Not just as athletes, but as a society, our posture is pretty terrible. Take for example how we find ourselves in front of our electronic devices:
Typically, we have a very shortened and tight front side of our body. If we look at the upper body alone, the shortened pectoralis region can lead to an anteriorly tilted scapula. [insert picture of anteriorly tilted scapula]

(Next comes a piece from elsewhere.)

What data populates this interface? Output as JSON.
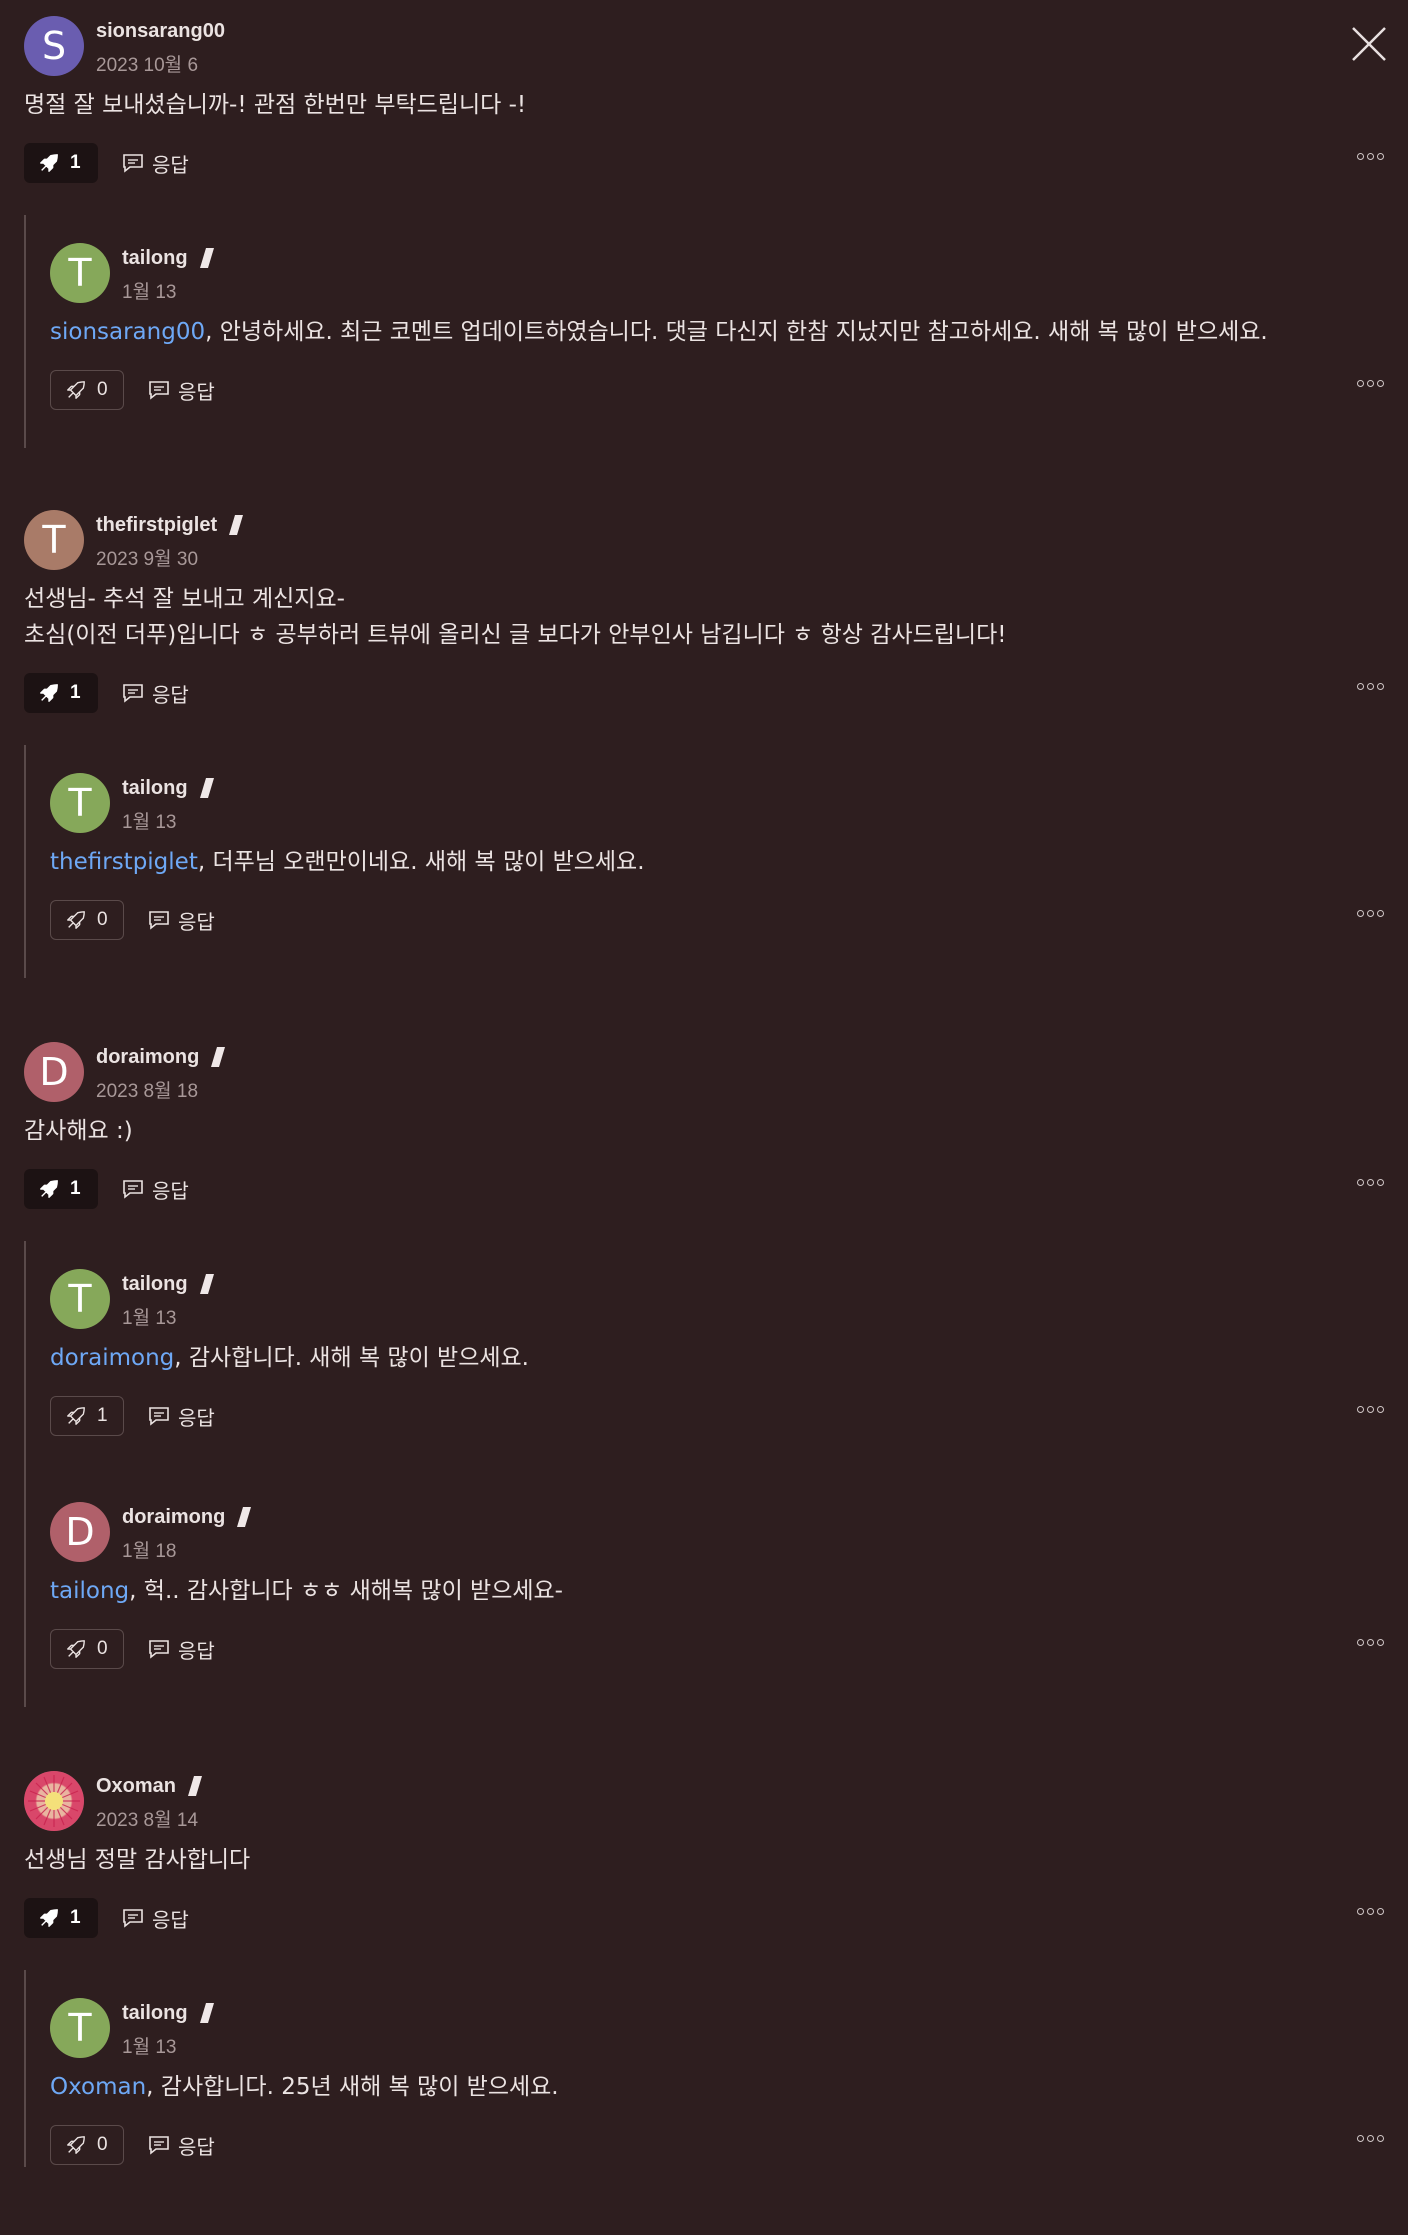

This poor scapular position can lead to a multitude of dysfunctions with athletic movement. One of the more pressing issues is the inability to get into a proper upwardly rotated position. In order to help correct for this, we can add prone trap raises into the athletes exercise routine. Remember though, the very first thing we had to do in order to properly complete the prone trap raise was scap load our athlete into a posteriorly tilted position. But what if the athlete lives in an anterior position? What if the front side of his or her body is so shortened that they cannot get into the correct position in the first place? They’ll complete the prone trap raise but they’ll crank on their upper trapezius in order to get the job done. This is just further exacerbating their dysfunction! Instead of helping the athlete, we as coaches have put them in a position to hurt themselves. This is when a properly trained eye and guidance from a coach can aid in helping this athlete accomplish the purpose of the exercise.
Let’s take it one step further. So the athlete has a shorted front side of their chest. Why? What if there is a lower body dysfunction that is causing the upper body to compensate? In some cases, we observe individuals with extremely tight hip flexors. This tight hip flexor position pulls their low back into an extreme lordotic curvature. Over time, the body will compensate for this lordosis by developing a kyphotic curvature of the upper back (see image below). So, let’s say we as coaches try to get an athlete to posteriorly tilt their scapula by lengthening the front side of their chest but we are still missing the bigger picture which is that their lower half is a mess to start with. Working on releasing the tight hip flexors that are pulling the hips forward and causing thoracic flexion in the first place may be step one to correct these movement and posture deficiencies.
Posture is a bit of a rabbit hole and I hope I didn’t disrespect the topic too much by briefly going over general issues. It is important for someone who has chosen to study the human body as their career to keep in mind that there can always be more than one explanation for a movement dysfunction. Our role as coaches and specialists is to honor the complexities of the body and continue to educate our athletes on proper movement. By doing so, we will be able to better correct for issues in the human body and not only will you as a coach pay closer attention to movement but your athlete will too resulting in accelerated improvements.